Directed by Sam Raimi
Written by Mitchell Kapner & David Lindsay-Abaire
It has been 70+ years since the most recent incarnation of the the Land of Oz, brought so brilliantly to the screen by Victor Fleming with the help of Judy Garland in 1939. I have never read the book by L. Frank Baum myself, and am no fanboy, but something happened at the screening of the film that took me aback for a moment. The film was shown in 3D (which added little to nothing to film, but my disdain for 3D belongs in a different discussion altogether), and special Oz 3D glasses were handed out to the first 50 people in line. Once everyone was in the theater, a lady stood up and asked the crowd if someone would share their special edition glasses with her friend, who had been anticipating the film for over 2 years, since it was first announced. I had not realized there was such a passionate following. Having loved the original myself, I found the idea of a reboot repulsive at first, but I guess that is just evidence of me being snobby and cynical, right?
So to bring the world back to life in the new millennium, an all-star cast has been rolled out to travel to the Emerald City and the magical land of Oz. James Franco plays Oscar, or Oz, a mediocre circus magician in Kansas. When his womanizing has him escaping the wrath of the circus’ weightlifter in a hot air balloon, Oz gets swept away into a tornado, which transports him to a strange and foreign land. He is discovered by Theodora (Mila Kunis), who think him the great wizard from the sky they have been waiting for to save them from the evil witch. In order to become king and inherit an enormous sum of gold, Oz must defeat the evil witch. But with three of them all told, Theodora, Evanora (Rachel Weisz) and Glinda (Michelle Williams), confusion as to which is actually the evil one quickly befall Oz and his loyal companion Finley, a winged monkey in a bellhop outfit who owes Oz a life debt.
I feel utterly and completely conflicted on this one. I don’t quite know what to do or what to think. I entered the theater with no real expectations, hoping maybe the worst case might be inspiration to revisit Fleming’s ’39 Oz. This more than likely helped the outcome. I was taken off guard at how hokey the film was, right from the beginning, though perhaps that is my own fault. Coming from the director of something as hokey as The Evil Dead, I guess I shouldn’t have been. Sam Raimi has a certain delivery, and maybe I’m not the right audience. Maybe I have been conditioned in recent years by the likes of the Bond and Batman franchises to expect all my fun to actually not be fun at all, and actually be extremely and overly serious. Certainly a trend in recent Hollywood (though I have loved Bond and Batman of late), but I don’t want to lose the whimsy that made me originally fall in love with cinema either.

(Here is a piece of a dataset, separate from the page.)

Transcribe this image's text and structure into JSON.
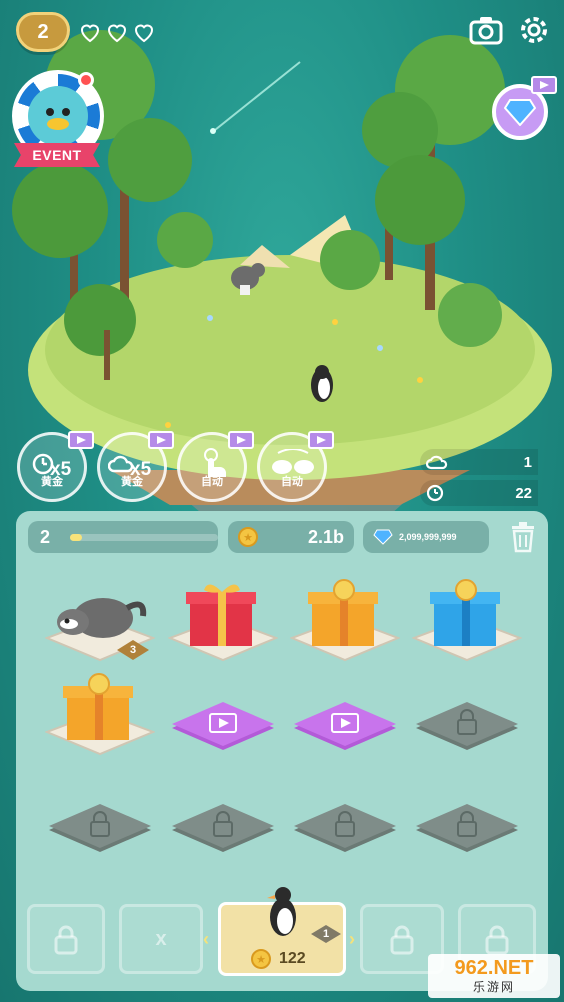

The narrative took its time becoming an actual player in the picture as well, as Raimi leads us to feast on the wonderful world his special effects team has created for us, and it is truly wonderful. A pure spectacle if I have ever seen one, but its greatness in creating a world you might like to spend some time in, is also offset by performances that you would really much rather avoid. Franco is a struggle in the main role, lacking any real charisma or confidence, which only leaves an awkward leading man. Counter Mila Kunis and you have a tandem of, not really bore, but of poor. Thank God for Weisz and Williams, though after Franco and Kunis, who is to say how great they actually were. I am leaning to great because they definitely stole the show.
So you can see why I may be conflicted. Some great performances, some very poor; some great visuals and world building, some lackluster storytelling. Raimi really is not my director, making visual choices I just was quite unsure why the camera was being used quite that way. But I left the theater with a smile! I had a good, fun time by the end of the film! What the heck is going on here!? There will be haters out there who claim that this film has stolen their childhood or ruined the World of Oz, or such and such. Get over it. Fleming’s The Wizard of Oz is still the same great film, and is unaffected by anything this film does, or does not do. Taking it for what it is, and what it sets out to be (which, at the hand of Raimi, appears to be a hokey cheesefest), I think Oz: The Great and Powerful does enough to not only hold my attention, but even to entertain. Could I easily recommend the film to just anyone, probably not. But for those looking for an easy escape and who do not have expectations that no film could ever live up to, you might give this one a go.